Some of the purchased supplies for camp!

My point in listing all of these tasks is that so many of them are things that I’ve never imagined myself doing. In this two-week period, I proved so much to myself and what I am capable of handling. And these are only Nairobi related tasks!

During the drive home from Nairobi, I thought a lot about how the transition to this job was not an easy one. Some days have been really difficult and all I want to do is lie down and sleep the stress away. Other days have been some of the best of my life. So much is thrown at you right away and you cannot be crushed by the responsibility. Here on the ground, we must directly ensure the field sites run smoothly. Last year at this time, my biggest worry was if I would have enough time to go to the gym after class and study for a quiz before going out for drinks at a trivia bar. This morning, I woke up and the car was having battery problems and issues with the fuel gauge…problems that needed immediate resolutions. We solved these all before 9am. Last year, I might not have been awake by 9am. Here, we can’t procrastinate.

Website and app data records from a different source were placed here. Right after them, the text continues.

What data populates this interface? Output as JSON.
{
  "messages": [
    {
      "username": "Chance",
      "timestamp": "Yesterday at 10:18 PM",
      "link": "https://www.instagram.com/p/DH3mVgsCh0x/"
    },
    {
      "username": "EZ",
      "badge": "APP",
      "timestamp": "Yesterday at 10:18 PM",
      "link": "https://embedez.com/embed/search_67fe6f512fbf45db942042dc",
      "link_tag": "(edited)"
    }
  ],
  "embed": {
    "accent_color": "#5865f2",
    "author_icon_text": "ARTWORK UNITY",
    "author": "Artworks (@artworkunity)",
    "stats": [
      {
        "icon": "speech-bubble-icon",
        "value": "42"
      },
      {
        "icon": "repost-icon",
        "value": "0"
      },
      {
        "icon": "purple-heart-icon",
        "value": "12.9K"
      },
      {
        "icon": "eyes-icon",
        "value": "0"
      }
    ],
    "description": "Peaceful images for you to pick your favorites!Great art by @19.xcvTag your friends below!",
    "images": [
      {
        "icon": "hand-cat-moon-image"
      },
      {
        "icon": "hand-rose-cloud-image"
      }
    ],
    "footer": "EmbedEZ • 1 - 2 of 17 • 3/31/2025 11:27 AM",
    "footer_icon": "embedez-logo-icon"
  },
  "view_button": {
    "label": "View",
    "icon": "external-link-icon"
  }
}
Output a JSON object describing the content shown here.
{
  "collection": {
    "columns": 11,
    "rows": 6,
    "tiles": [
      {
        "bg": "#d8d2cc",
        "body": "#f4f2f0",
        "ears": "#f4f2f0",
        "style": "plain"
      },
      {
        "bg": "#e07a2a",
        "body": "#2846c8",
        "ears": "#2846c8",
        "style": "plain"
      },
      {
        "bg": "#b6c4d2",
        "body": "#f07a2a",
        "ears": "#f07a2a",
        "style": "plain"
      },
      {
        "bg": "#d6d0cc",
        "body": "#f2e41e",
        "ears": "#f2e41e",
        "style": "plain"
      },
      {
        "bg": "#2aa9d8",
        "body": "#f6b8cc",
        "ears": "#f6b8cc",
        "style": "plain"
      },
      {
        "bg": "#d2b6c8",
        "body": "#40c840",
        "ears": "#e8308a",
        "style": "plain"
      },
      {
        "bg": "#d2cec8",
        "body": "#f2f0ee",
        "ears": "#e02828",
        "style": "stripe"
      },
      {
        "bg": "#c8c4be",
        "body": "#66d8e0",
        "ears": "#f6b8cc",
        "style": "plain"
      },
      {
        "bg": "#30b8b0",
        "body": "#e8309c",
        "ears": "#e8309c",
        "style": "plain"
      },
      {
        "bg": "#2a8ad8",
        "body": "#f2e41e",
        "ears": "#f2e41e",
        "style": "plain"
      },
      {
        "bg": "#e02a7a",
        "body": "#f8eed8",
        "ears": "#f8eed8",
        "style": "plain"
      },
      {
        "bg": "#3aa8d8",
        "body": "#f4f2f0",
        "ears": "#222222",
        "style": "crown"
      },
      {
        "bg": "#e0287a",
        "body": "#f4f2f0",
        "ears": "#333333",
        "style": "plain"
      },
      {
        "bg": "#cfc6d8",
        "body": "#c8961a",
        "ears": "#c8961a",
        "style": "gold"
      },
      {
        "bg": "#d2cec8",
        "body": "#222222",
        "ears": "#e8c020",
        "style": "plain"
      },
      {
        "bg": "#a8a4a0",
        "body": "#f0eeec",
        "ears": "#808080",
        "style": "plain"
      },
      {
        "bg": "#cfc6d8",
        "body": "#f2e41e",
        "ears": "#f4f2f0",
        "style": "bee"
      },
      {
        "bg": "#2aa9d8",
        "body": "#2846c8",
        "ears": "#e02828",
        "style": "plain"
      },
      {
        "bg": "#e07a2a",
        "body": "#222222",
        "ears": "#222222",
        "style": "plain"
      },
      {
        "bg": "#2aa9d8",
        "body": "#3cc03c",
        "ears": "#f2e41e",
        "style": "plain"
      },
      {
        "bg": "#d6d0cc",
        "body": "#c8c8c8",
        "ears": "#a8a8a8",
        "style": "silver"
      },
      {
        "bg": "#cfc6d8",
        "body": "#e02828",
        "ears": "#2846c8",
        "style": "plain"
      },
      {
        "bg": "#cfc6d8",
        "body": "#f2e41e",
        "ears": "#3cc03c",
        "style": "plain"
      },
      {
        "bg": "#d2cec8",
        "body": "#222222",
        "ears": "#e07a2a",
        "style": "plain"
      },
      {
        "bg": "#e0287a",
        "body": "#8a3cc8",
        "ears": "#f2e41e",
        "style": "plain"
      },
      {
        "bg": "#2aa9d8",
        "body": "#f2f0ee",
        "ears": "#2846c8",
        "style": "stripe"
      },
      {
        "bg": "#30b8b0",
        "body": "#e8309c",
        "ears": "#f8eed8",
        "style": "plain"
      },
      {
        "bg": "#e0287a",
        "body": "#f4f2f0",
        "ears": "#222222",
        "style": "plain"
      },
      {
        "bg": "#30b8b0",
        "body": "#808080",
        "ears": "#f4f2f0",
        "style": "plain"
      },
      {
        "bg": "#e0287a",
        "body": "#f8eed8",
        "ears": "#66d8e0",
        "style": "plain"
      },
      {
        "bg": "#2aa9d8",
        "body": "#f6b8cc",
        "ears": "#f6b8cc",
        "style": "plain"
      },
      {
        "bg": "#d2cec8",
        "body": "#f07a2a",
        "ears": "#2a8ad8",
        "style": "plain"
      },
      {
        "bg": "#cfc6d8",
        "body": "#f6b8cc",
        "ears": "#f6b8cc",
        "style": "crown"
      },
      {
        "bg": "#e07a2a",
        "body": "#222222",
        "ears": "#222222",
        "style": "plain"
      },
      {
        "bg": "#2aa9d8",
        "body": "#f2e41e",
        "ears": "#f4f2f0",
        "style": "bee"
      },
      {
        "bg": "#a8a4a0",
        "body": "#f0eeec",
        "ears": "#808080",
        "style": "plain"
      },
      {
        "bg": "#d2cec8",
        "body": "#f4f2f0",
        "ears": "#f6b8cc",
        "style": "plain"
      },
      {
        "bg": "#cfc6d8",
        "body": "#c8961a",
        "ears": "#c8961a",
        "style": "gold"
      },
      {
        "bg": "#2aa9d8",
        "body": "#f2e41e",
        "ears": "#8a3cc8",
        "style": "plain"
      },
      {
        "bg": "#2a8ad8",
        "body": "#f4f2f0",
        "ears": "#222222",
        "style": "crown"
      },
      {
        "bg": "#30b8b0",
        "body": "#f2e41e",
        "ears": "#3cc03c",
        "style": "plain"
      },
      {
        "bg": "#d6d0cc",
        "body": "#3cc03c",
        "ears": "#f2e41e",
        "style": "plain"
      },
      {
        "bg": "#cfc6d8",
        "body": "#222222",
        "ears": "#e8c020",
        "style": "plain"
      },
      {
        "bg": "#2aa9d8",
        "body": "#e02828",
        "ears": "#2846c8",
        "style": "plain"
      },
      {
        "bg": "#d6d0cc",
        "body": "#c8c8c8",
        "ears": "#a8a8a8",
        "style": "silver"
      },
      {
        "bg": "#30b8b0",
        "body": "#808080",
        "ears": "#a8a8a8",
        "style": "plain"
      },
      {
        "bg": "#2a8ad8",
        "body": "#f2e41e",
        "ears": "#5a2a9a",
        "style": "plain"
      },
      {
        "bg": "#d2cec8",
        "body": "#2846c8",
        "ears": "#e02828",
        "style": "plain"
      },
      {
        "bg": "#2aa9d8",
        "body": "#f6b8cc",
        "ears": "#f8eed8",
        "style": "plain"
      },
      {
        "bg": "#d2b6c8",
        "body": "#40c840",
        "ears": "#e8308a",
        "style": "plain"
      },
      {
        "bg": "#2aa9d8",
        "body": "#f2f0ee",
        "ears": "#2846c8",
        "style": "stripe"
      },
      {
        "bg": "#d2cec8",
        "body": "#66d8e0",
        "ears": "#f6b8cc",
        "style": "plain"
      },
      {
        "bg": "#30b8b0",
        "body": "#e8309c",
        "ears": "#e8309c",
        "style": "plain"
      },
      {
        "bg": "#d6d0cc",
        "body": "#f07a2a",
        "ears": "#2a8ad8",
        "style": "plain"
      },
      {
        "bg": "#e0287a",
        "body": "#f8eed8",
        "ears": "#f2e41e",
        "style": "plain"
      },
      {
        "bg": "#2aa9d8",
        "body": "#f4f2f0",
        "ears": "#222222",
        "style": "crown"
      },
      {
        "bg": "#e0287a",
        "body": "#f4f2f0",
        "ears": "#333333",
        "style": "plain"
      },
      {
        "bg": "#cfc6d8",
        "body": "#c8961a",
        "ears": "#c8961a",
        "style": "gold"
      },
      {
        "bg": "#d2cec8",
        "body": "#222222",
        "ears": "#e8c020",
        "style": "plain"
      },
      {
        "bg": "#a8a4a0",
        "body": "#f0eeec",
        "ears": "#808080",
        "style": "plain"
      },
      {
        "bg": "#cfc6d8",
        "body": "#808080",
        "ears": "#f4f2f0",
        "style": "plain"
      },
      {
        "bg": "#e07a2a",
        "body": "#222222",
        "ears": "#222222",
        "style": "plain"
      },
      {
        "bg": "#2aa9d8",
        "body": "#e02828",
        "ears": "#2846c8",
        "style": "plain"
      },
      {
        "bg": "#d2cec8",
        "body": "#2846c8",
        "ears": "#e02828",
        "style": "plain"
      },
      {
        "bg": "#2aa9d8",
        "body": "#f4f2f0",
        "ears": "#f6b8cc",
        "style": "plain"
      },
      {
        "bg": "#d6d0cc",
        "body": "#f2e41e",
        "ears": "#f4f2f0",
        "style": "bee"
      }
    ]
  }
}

This job has even changed my personal organizational skills. I went from never making my bed, to being the person who makes her bed every day. Not only this, but I sweep my tent every day. A girl who cares about the cleanliness of the floor of her tent? Me!? Mom…are you reading this!? And even more shocking, I now have a full skin care routine of washing my face and moisturizing twice a day. Sometimes, I wonder, who the heck is this girl!? And I feel proud.

In four months, I’ve grown so much as a person. At 22 years old I’m proving to myself that I’m capable of handling so many responsibilities I hadn’t ever imagined.

And it has only been four months.

Michigan State University | College of Natural Science